In late November, dozens of farmers who previously shipped milk to Dean Foods received debt settlement letters informing them that they were required to help pay the company’s debt. The letters, which were sent by a lawyer representing Dean Foods trustees, demanded that farmers repay the money they were paid for milk shipped to Dean Foods during the preference period of the bankruptcy.
Peters, who previously shipped her milk to Dean Foods, received one of these letters, and deemed that she would not be bullied into repaying the $50,000 settlement.
“It’s been very frustrating for me,” Peters shared Wednesday on AgriTalk’s farmer forum. “Apparently, it’s a pretty common thing in bankruptcy law that when a large company goes bankrupt, they can go back 90 days prior to the date they claim bankruptcy and ask for some money back from their creditors.”
While it might be more common than one would think, it still does not make it right according to Peters.

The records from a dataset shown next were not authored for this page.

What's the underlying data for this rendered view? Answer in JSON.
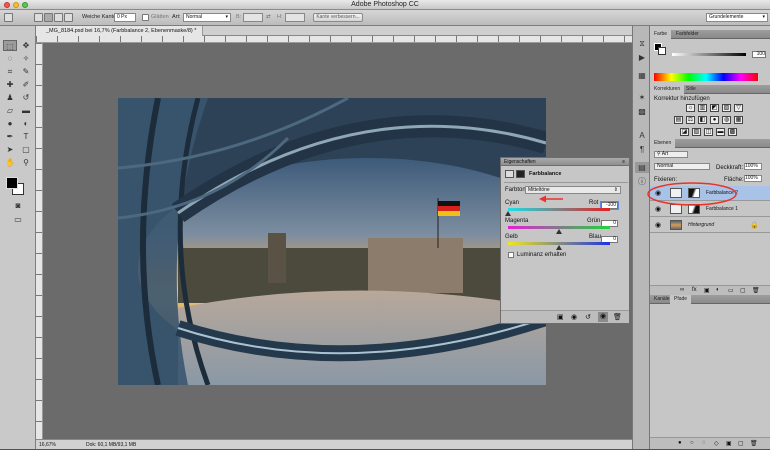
{
  "window": {
    "title": "Adobe Photoshop CC"
  },
  "options_bar": {
    "feather_label": "Weiche Kante:",
    "feather_value": "0 Px",
    "smooth_label": "Glätten",
    "style_label": "Art:",
    "style_value": "Normal",
    "width_label": "B:",
    "height_label": "H:",
    "refine_edge_label": "Kante verbessern...",
    "workspace_value": "Grundelemente"
  },
  "document": {
    "tab_label": "_MG_8184.psd bei 16,7% (Farbbalance 2, Ebenenmaske/8) *",
    "zoom": "16,67%",
    "doc_info": "Dok: 60,1 MB/93,1 MB"
  },
  "properties_panel": {
    "title": "Eigenschaften",
    "adjustment_name": "Farbbalance",
    "tone_label": "Farbton:",
    "tone_value": "Mitteltöne",
    "sliders": [
      {
        "left": "Cyan",
        "right": "Rot",
        "value": "-100",
        "level": 0.0
      },
      {
        "left": "Magenta",
        "right": "Grün",
        "value": "0",
        "level": 0.5
      },
      {
        "left": "Gelb",
        "right": "Blau",
        "value": "0",
        "level": 0.5
      }
    ],
    "preserve_luminosity_label": "Luminanz erhalten"
  },
  "color_panel": {
    "tabs": [
      "Farbe",
      "Farbfelder"
    ],
    "value": "100"
  },
  "corrections_panel": {
    "tabs": [
      "Korrekturen",
      "Stile"
    ],
    "heading": "Korrektur hinzufügen"
  },
  "layers_panel": {
    "tabs": [
      "Ebenen"
    ],
    "filter_value": "Art",
    "blend_mode": "Normal",
    "opacity_label": "Deckkraft:",
    "opacity_value": "100%",
    "lock_label": "Fixieren:",
    "fill_label": "Fläche:",
    "fill_value": "100%",
    "layers": [
      {
        "name": "Farbbalance 2",
        "selected": true
      },
      {
        "name": "Farbbalance 1",
        "selected": false
      },
      {
        "name": "Hintergrund",
        "selected": false
      }
    ]
  },
  "bottom_panel": {
    "tabs": [
      "Kanäle",
      "Pfade"
    ]
  },
  "colors": {
    "accent_red": "#e8332a",
    "selection_blue": "#a9c2e8"
  }
}
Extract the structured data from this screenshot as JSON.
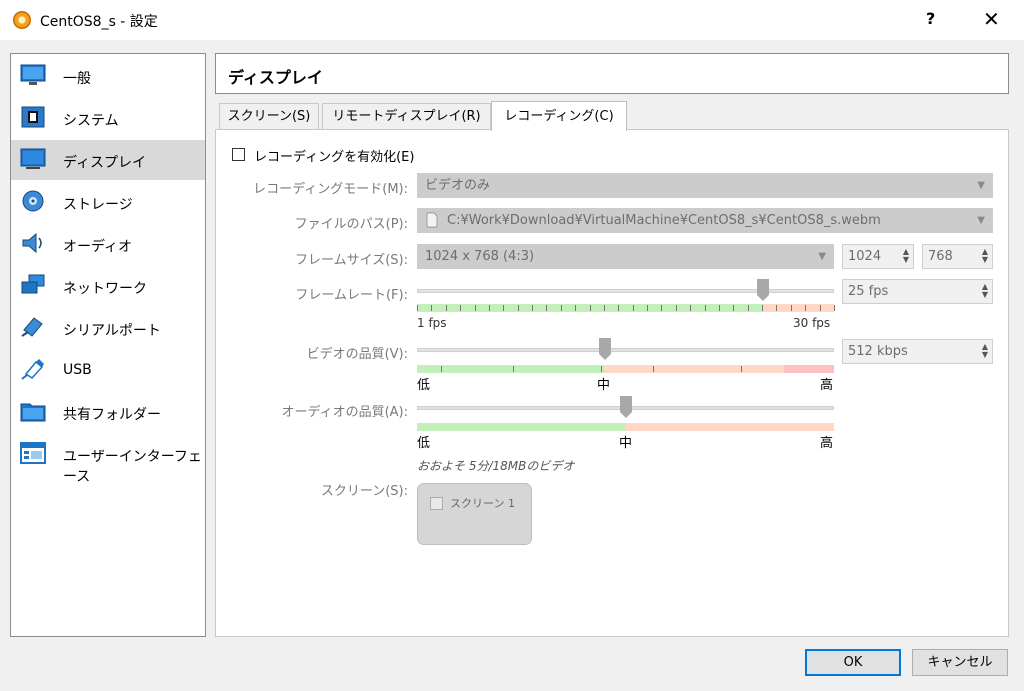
{
  "window": {
    "title": "CentOS8_s - 設定",
    "help": "?",
    "close": "✕"
  },
  "sidebar": {
    "items": [
      {
        "label": "一般",
        "icon": "monitor-general-icon"
      },
      {
        "label": "システム",
        "icon": "chip-icon"
      },
      {
        "label": "ディスプレイ",
        "icon": "display-icon",
        "selected": true
      },
      {
        "label": "ストレージ",
        "icon": "disk-icon"
      },
      {
        "label": "オーディオ",
        "icon": "speaker-icon"
      },
      {
        "label": "ネットワーク",
        "icon": "network-icon"
      },
      {
        "label": "シリアルポート",
        "icon": "serial-port-icon"
      },
      {
        "label": "USB",
        "icon": "usb-icon"
      },
      {
        "label": "共有フォルダー",
        "icon": "folder-icon"
      },
      {
        "label": "ユーザーインターフェース",
        "icon": "ui-window-icon"
      }
    ]
  },
  "header": {
    "title": "ディスプレイ"
  },
  "tabs": [
    {
      "label": "スクリーン(S)"
    },
    {
      "label": "リモートディスプレイ(R)"
    },
    {
      "label": "レコーディング(C)",
      "active": true
    }
  ],
  "recording": {
    "enable_label": "レコーディングを有効化(E)",
    "enabled": false,
    "mode_label": "レコーディングモード(M):",
    "mode_value": "ビデオのみ",
    "path_label": "ファイルのパス(P):",
    "path_value": "C:¥Work¥Download¥VirtualMachine¥CentOS8_s¥CentOS8_s.webm",
    "frame_size_label": "フレームサイズ(S):",
    "frame_size_value": "1024 x 768 (4:3)",
    "frame_width": "1024",
    "frame_height": "768",
    "frame_rate_label": "フレームレート(F):",
    "frame_rate_value": "25 fps",
    "frame_rate_min": "1 fps",
    "frame_rate_max": "30 fps",
    "frame_rate_level": 0.83,
    "video_quality_label": "ビデオの品質(V):",
    "video_quality_value": "512 kbps",
    "video_quality_level": 0.45,
    "audio_quality_label": "オーディオの品質(A):",
    "audio_quality_level": 0.5,
    "scale_low": "低",
    "scale_mid": "中",
    "scale_high": "高",
    "estimate": "おおよそ 5分/18MBのビデオ",
    "screens_label": "スクリーン(S):",
    "screen_item": "スクリーン 1"
  },
  "footer": {
    "ok": "OK",
    "cancel": "キャンセル"
  },
  "colors": {
    "selected_bg": "#d9d9d9",
    "default_button_border": "#0078d7",
    "scale_low": "#c3f0ba",
    "scale_high": "#ffd7c4"
  }
}
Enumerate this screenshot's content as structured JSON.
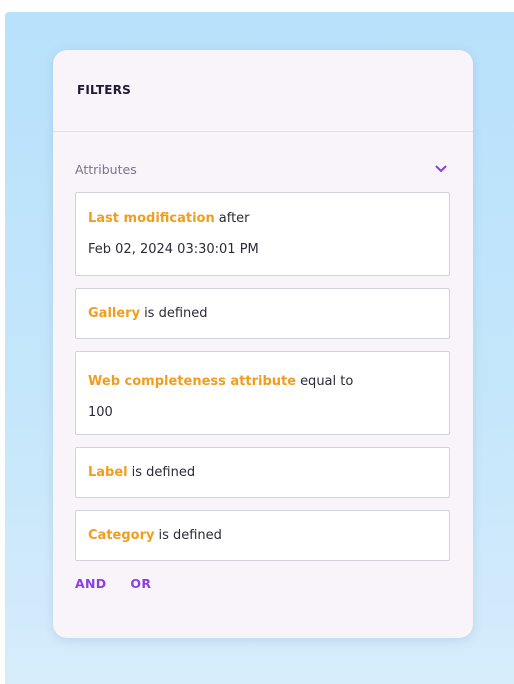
{
  "panel": {
    "title": "FILTERS"
  },
  "section": {
    "label": "Attributes",
    "toggle_icon": "chevron-down-icon",
    "accent_color": "#8a3fe0"
  },
  "filters": [
    {
      "attribute": "Last modification",
      "operator": "after",
      "value": "Feb 02, 2024 03:30:01 PM"
    },
    {
      "attribute": "Gallery",
      "operator": "is defined"
    },
    {
      "attribute": "Web completeness attribute",
      "operator": "equal to",
      "value": "100"
    },
    {
      "attribute": "Label",
      "operator": "is defined"
    },
    {
      "attribute": "Category",
      "operator": "is defined"
    }
  ],
  "logic": {
    "and_label": "AND",
    "or_label": "OR"
  },
  "colors": {
    "attribute_name": "#f19d1e",
    "panel_background": "#f9f3fa",
    "backdrop": "#c4e6fb"
  }
}
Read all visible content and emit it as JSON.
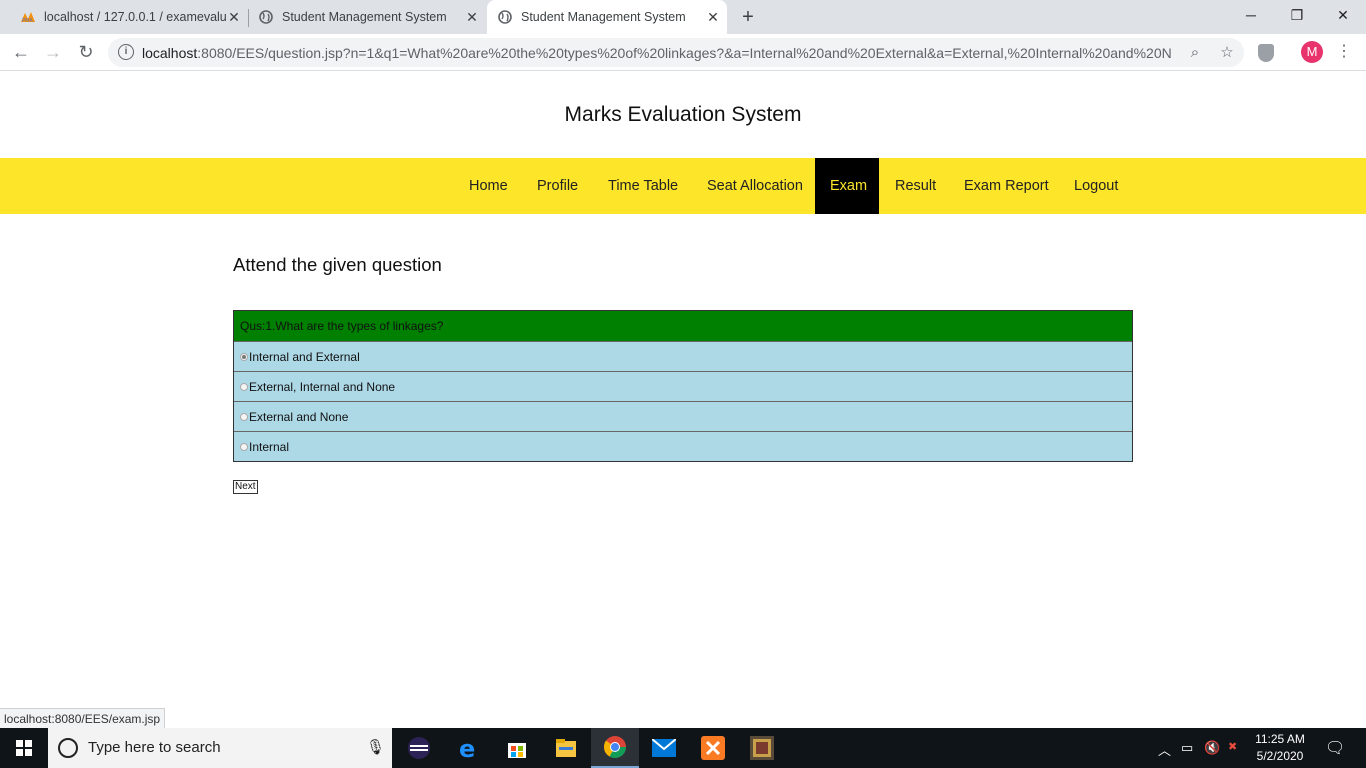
{
  "browser": {
    "tabs": [
      {
        "title": "localhost / 127.0.0.1 / examevalu",
        "icon": "phpmyadmin-icon"
      },
      {
        "title": "Student Management System",
        "icon": "globe-icon"
      },
      {
        "title": "Student Management System",
        "icon": "globe-icon",
        "active": true
      }
    ],
    "url_host": "localhost",
    "url_rest": ":8080/EES/question.jsp?n=1&q1=What%20are%20the%20types%20of%20linkages?&a=Internal%20and%20External&a=External,%20Internal%20and%20No...",
    "avatar_letter": "M",
    "status_url": "localhost:8080/EES/exam.jsp"
  },
  "site": {
    "title": "Marks Evaluation System",
    "nav": [
      "Home",
      "Profile",
      "Time Table",
      "Seat Allocation",
      "Exam",
      "Result",
      "Exam Report",
      "Logout"
    ],
    "active_nav": "Exam",
    "accent_color": "#fde52a"
  },
  "exam": {
    "heading": "Attend the given question",
    "question": "Qus:1.What are the types of linkages?",
    "options": [
      "Internal and External",
      "External, Internal and None",
      "External and None",
      "Internal"
    ],
    "selected_option": "Internal and External",
    "next_label": "Next"
  },
  "taskbar": {
    "search_placeholder": "Type here to search",
    "time": "11:25 AM",
    "date": "5/2/2020"
  }
}
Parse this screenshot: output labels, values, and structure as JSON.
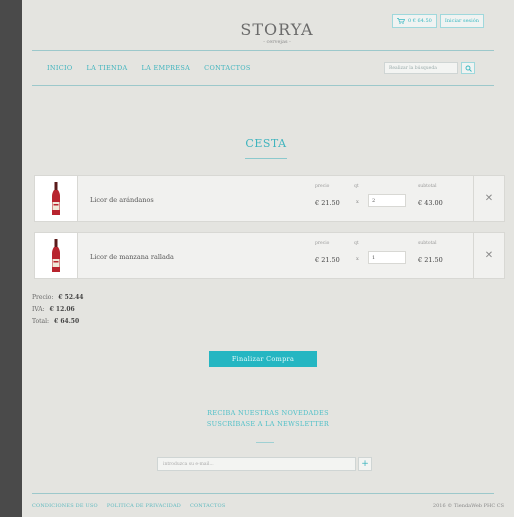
{
  "header": {
    "logo_name": "STORYA",
    "logo_tagline": "- cervejas -",
    "cart_label": "0 € 64.50",
    "login_label": "Iniciar sesión"
  },
  "nav": {
    "items": [
      "INICIO",
      "LA TIENDA",
      "LA EMPRESA",
      "CONTACTOS"
    ]
  },
  "search": {
    "placeholder": "Realizar la búsqueda"
  },
  "cart": {
    "title": "CESTA",
    "columns": {
      "price": "precio",
      "qty": "qt",
      "subtotal": "subtotal"
    },
    "qty_separator": "x",
    "items": [
      {
        "name": "Licor de arándanos",
        "price": "€ 21.50",
        "qty": "2",
        "subtotal": "€ 43.00"
      },
      {
        "name": "Licor de manzana rallada",
        "price": "€ 21.50",
        "qty": "1",
        "subtotal": "€ 21.50"
      }
    ],
    "remove_icon": "✕"
  },
  "totals": {
    "price_label": "Precio:",
    "price_value": "€ 52.44",
    "iva_label": "IVA:",
    "iva_value": "€ 12.06",
    "total_label": "Total:",
    "total_value": "€ 64.50"
  },
  "checkout": {
    "label": "Finalizar Compra"
  },
  "newsletter": {
    "line1": "RECIBA NUESTRAS NOVEDADES",
    "line2": "SUSCRÍBASE A LA NEWSLETTER",
    "placeholder": "introduzca su e-mail...",
    "submit_symbol": "+"
  },
  "footer": {
    "links": [
      "CONDICIONES DE USO",
      "POLITICA DE PRIVACIDAD",
      "CONTACTOS"
    ],
    "copyright": "2016 © TiendaWeb PHC CS"
  },
  "colors": {
    "accent": "#25b6c2",
    "background": "#e4e4e0"
  }
}
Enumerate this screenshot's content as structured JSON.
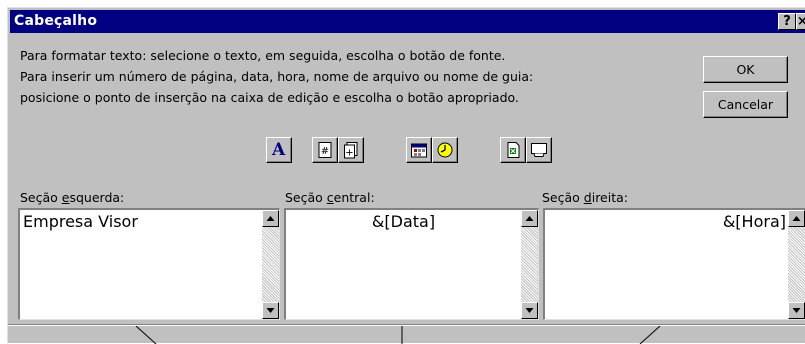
{
  "dialog": {
    "title": "Cabeçalho",
    "help_button": "?",
    "close_button": "×"
  },
  "instructions": [
    "Para formatar texto:  selecione o texto, em seguida, escolha o botão de fonte.",
    "Para inserir um número de página, data, hora, nome de arquivo ou nome de guia:",
    "posicione o ponto de inserção na caixa de edição e escolha o botão apropriado."
  ],
  "buttons": {
    "ok": "OK",
    "cancel": "Cancelar"
  },
  "toolbar": {
    "icons": [
      "font-icon",
      "page-number-icon",
      "total-pages-icon",
      "date-icon",
      "time-icon",
      "file-name-icon",
      "sheet-name-icon"
    ],
    "font_glyph": "A",
    "page_glyph": "#",
    "pages_glyph": "+"
  },
  "sections": {
    "left": {
      "label_pre": "Seção ",
      "label_key": "e",
      "label_post": "squerda:",
      "text": "Empresa Visor"
    },
    "center": {
      "label_pre": "Seção ",
      "label_key": "c",
      "label_post": "entral:",
      "text": "&[Data]"
    },
    "right": {
      "label_pre": "Seção ",
      "label_key": "d",
      "label_post": "ireita:",
      "text": "&[Hora]"
    }
  },
  "colors": {
    "titlebar": "#000080",
    "face": "#c0c0c0"
  }
}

“In my heart, it honestly feels like they were trying to bully or scare people into just paying it,” she says. “Basically, they just sent out letters to every creditor, kind of like throwing a plate of spaghetti against the wall to see what sticks. If you’ve got that dairy farmer who has some expendable income and says, ‘Oh, it’d be cheaper and easier for me to just pay that settlement and not have to deal with the hassle of it.’ That’s money [Dean’s] gets to pay their debts off. When the reality of it is that they had no right to send that letter out to dairy farmers because what we did was the ordinary course of business. We sold them a product and they paid us for it.”
Not long after the letters were sent out, the American Farm Bureau Federation stepped in to help frustrated farmers like Peters.
On December 4th, the federation sent ASK LLP, the law firm responsible for the Dean Foods Estate Trustee Avoidance Letters, their own letter explaining why the letters received by farmers are “outrageous” and demanded ASK LLP withdraw the letters within 10 business days to avoid further legal action by the organization.
During the farmer forum, Dave Daniels, vice president of the Wisconsin Farm Bureau Federation, empathized with Peters’ frustrations and explained how important the relationship between dairy farmers and processors is.
“As dairy farmers, we need to have more conversations with our processors,” Daniels says, adding how this is somewhat similar to the frustration’s farmers had with processors who were dumping milk in late March and early April. “As we move forward, we need to keep having conversations with our processors [to keep an open line of communication.]
Another big-ticket news item for dairy producers this month came from the U.S. Trade Representative (USTR) as the announced that they will initiate official consultations with Canada to examine the country’s Tariff Rate Quota (TRQ) obligations.
“We were happy that the USTR brought this forward, because [Canada] did sign an agreement that they were going to work on their classing process. And with some of our processors moving product into the Canadian market, we knew that, previously, they would use this to take the powder products that they have and kind of put it on the world market at a discount,” Daniels says. “So, we know that they signed this agreement, and we’re just hoping that USTR can make sure that [Canada] lives up to what they’ve signed.”
While holding Canada accountable for their obligations under the United States-Mexico-Canada Agreement is good news for trade, Peters remains cautiously optimistic.
“Being a dairy farmer, sometimes it feels very isolating and lonely,” Peters says. “You know, you hear of all these laws or policies being put into place, and it feels like there hasn’t always been a lot of follow through. And it’s made me a very much ‘I’ll believe it when I see it.’ kind of person when it comes to regulations involving the dairy industry.”